Visible light communication (VLC) is a method of transmitting data using LEDs. It's a simple idea: since it's possible to turn an LED on and off much faster than the human eye can resolve, you can use lights to transmit binary data in the form of light pulses without any detectable flickering that would drive a human nuts. This data transmission is ambient, detectable by other LEDs (acting as photodiodes), and it seems like a promising way to Internet-of-Thingsify household objects without having to rely on Wi-Fi.
Using modulated ambient light to transmit data isn't a new idea; this "Li-Fi" is already being used commercially, with GE and Philips (among others) deploying data transmitting LEDs in places like stores and warehouses. However, it's difficult to encourage wider adoption of the technology because Li-Fi is generally used in specific (and isolated) situations where it operates alongside existing communications technologies rather than being integrated with them. In other words, you can have Wi-Fi, and you can have Li-Fi, but they don't work together all that well.
For easy and convenient Internet-of-Things-scale adoption, Li-Fi needs to be able to run on the same Internet Protocol (IP) that all of our other Web-connected stuff runs on. Taking the lead on this is Disney Research, which has a visible light communication system that uses a friendly Linux-based networking backbone to, among other things, let you use a magic wand to light up a princess dress. Sign me up.
The Disney researchers explain their work in a video showing off some of the ideas they have for possible applications.
Visible Light Communication is appealing for Internet-of-Things applications because we already have nearly all of the infrastructure in place to get it to work. LED lighting is prevalent, intelligent LED lighting is becoming more prevalent, and it's all affordable and easy to install for consumers. Existing Li-Fi systems don't usually leverage this, because you need special hardware to get gigabit (or even megabit) bandwidth. But for IoT devices with relatively simple communications needs, the single-kilobit-per-second speed that you can get with off-the-shelf consumer hardware is more than sufficient.
Fully assembled VLC-enabled light bulb.Photo: Disney Research
Disney Research started with an off the shelf LED bulb, and then modified it a little bit to include a System-on-a-Chip (SoC) running Linux, a controller module, and an additional power supply for the added electronics. The team also added dedicated light sensors to allow the bulb to act as both a transmitter and receiver. On the software side, the controller behaves just like a regular Ethernet interface, meaning that most applications using TCP or UDP sockets can use visible light communication right out of the box. The prototype bulb has Wi-Fi on the chip as well, but it's only used for testing: the light communicates with other lights through VLC only.
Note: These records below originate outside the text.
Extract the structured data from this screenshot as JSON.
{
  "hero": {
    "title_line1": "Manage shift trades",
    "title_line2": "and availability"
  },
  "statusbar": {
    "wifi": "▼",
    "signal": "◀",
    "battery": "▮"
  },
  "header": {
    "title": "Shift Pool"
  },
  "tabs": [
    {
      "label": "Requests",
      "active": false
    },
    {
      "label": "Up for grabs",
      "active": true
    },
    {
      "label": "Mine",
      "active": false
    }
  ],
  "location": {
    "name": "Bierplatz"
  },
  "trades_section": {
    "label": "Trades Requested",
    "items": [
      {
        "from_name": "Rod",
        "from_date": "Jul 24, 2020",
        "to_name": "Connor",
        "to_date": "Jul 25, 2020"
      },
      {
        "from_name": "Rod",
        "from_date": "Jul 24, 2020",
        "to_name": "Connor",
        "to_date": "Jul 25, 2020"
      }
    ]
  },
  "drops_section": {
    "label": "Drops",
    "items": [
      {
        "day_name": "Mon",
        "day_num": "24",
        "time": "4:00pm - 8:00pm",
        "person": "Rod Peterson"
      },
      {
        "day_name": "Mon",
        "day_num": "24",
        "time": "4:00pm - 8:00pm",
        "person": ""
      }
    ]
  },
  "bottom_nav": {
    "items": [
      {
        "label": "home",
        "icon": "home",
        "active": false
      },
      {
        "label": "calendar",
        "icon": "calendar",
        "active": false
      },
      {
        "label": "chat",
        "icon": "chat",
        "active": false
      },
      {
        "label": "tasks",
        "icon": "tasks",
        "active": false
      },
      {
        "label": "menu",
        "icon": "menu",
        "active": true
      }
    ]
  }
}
The key here is making everything as transparent as possible, so that talking to things over VLC is as easy to do as talking to things over Ethernet or Wi-Fi. Disney used previously developed Medium Access Control (MAC) and Physical (PHY) networking layers, with the VLC hardware controller on top, communicating over a serial interface. With all of this in place, Disney experimented with how best to implement IP multi-hop networking, with the goal of allowing communication between light bulbs and IoT-type objects without needing any radio-based technology at all.
Disney's results (you can read the paper here) suggest that the prototype VLC infrastructure they've developed is definitely flexible enough and robust enough to interoperate with the network protocol that we're already using everywhere else. Disney, being Disney, tends to focus on things like toys (they mention the forthcoming "Internet of Toys"), but the Magic Kingdom also talks about things like VLC-based localization services using existing lighting infrastructure that could be a viable alternative to localization based on radio signals. With the minimal hardware required to get all of this stuff to work, it seems plausible that a proactive push to get this technology into consumer LED lighting could be a realistic way to bring about an inexpensive and ubiquitous Internet of Things, sparkly princess dresses included.